Data items
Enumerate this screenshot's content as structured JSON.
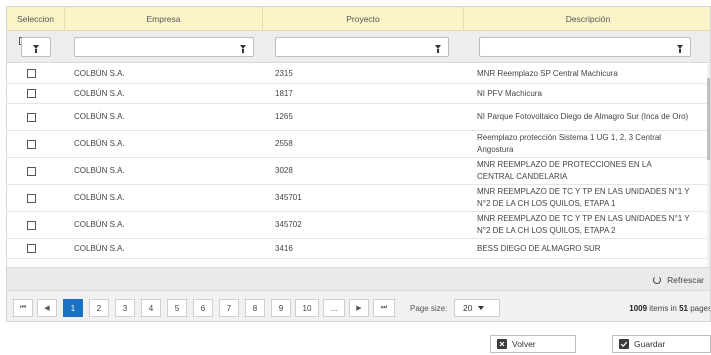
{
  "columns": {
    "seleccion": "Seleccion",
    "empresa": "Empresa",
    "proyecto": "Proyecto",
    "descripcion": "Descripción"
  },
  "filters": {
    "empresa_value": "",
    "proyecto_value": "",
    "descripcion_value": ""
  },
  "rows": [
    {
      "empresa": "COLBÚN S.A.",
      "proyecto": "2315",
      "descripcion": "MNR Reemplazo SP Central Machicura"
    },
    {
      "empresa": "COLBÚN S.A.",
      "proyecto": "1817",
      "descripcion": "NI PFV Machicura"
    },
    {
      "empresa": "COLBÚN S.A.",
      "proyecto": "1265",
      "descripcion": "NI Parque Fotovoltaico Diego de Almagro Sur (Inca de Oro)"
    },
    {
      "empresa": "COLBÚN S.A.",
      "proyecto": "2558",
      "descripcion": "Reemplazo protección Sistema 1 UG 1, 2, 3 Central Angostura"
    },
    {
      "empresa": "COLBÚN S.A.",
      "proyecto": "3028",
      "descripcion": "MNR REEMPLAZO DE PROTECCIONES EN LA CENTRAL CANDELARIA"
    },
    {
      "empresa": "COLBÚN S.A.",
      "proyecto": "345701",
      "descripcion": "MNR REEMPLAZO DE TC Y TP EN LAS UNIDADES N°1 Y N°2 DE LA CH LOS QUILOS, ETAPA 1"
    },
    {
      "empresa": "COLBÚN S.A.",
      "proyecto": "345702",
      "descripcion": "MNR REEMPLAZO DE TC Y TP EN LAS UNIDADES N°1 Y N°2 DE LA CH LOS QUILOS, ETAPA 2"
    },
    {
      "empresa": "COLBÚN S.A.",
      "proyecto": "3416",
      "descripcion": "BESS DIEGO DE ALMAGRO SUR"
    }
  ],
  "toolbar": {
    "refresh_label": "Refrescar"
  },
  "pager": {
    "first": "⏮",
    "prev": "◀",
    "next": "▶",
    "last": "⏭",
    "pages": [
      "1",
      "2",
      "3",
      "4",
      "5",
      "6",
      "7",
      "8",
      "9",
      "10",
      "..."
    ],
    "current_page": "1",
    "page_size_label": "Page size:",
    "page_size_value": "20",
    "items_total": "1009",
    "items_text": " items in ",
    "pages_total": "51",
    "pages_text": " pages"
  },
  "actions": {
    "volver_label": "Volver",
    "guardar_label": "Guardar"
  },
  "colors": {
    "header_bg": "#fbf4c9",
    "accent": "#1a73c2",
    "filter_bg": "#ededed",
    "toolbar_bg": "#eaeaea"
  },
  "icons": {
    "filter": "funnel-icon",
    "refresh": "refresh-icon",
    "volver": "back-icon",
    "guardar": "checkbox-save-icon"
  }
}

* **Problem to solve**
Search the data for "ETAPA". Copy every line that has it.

* **Response**
      "descripcion": "MNR REEMPLAZO DE TC Y TP EN LAS UNIDADES N°1 Y N°2 DE LA CH LOS QUILOS, ETAPA 1"
      "descripcion": "MNR REEMPLAZO DE TC Y TP EN LAS UNIDADES N°1 Y N°2 DE LA CH LOS QUILOS, ETAPA 2"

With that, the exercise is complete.